The new password system called GOTCHA developed at the Carnegie Mellon University could secure high-value information such as bank accounts even if the password leaks as part of a large-scale site breach.
To create a GOTCHA, a user chooses a password and a computer then generates several random, multi-coloured inkblots.
The user describes each inkblot with a text phrase. These phrases are then stored in a random order along with the password.
When the user returns to the site and signs in with the password, the inkblots are displayed again along with the list of descriptive phrases; the user then matches each phrase with the appropriate inkblot.
"These are puzzles that are easy for a human to solve, but hard for a computer to solve, even if it has the random bits used to generate the puzzle," said Jeremiah Blocki, who worked on the system along with professor Manuel Blum, and Anupam Datta, associate professor of computer science.
These puzzles would prove significant when security breaches of websites result in the loss of millions of user passwords - a common occurrence that has plagued such companies as LinkedIn, Sony and Gawker.
These passwords are stored as cryptographic hash functions, in which passwords of any length are converted into strings of bits of uniform length.
A thief can't readily decipher these hashes, but can mount what's called an automated offline dictionary attack.
Computers today can evaluate as many as 250 million possible hash values every second, Blocki noted.
Given the continued popularity of easy passwords, such as "123456" or "password," it's not always difficult to crack these hashes. But even hard passwords are vulnerable to the latest brute force methods, Blocki said. In the case of a GOTCHA, however, a computer programme alone wouldn't be enough to break into an account.
"To crack the user's password offline, the adversary must simultaneously guess the user's password and the answer to the corresponding puzzle," Datta said.
"A computer can't do that alone. And if the computer must constantly interact with a human to solve the puzzle, it no longer can bring its brute force to bear to crack hashes," said Datta.

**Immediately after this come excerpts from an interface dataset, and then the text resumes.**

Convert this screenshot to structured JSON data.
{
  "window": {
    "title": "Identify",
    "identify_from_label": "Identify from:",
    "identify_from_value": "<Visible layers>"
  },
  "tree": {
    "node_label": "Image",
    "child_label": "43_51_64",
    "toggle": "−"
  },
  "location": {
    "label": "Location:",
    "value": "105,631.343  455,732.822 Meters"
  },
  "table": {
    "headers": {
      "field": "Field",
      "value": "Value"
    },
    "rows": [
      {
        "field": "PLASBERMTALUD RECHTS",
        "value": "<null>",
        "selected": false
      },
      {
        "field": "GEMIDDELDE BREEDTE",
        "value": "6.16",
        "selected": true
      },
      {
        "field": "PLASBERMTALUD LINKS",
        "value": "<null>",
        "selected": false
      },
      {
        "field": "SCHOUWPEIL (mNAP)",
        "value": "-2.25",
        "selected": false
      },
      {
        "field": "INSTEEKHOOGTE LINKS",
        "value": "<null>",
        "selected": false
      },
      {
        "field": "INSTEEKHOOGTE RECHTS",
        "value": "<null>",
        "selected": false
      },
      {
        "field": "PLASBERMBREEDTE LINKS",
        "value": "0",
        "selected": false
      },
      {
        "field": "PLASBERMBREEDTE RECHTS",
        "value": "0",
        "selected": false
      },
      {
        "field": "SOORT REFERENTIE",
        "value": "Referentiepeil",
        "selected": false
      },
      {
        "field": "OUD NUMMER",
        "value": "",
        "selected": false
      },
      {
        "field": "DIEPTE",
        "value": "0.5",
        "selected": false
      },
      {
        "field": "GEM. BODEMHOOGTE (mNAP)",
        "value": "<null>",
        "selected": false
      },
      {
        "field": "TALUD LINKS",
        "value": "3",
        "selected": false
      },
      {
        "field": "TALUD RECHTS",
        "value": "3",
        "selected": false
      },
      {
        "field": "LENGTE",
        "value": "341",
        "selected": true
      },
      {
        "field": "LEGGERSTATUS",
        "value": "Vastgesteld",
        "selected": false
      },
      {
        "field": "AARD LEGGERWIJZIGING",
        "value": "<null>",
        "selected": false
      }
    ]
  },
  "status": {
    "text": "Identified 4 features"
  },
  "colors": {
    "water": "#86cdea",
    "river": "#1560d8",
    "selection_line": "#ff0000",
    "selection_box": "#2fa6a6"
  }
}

Because the user's descriptive phrases for inkblots are stored, users don't have to memorise their descriptions, but have to be able to pick them out from a list.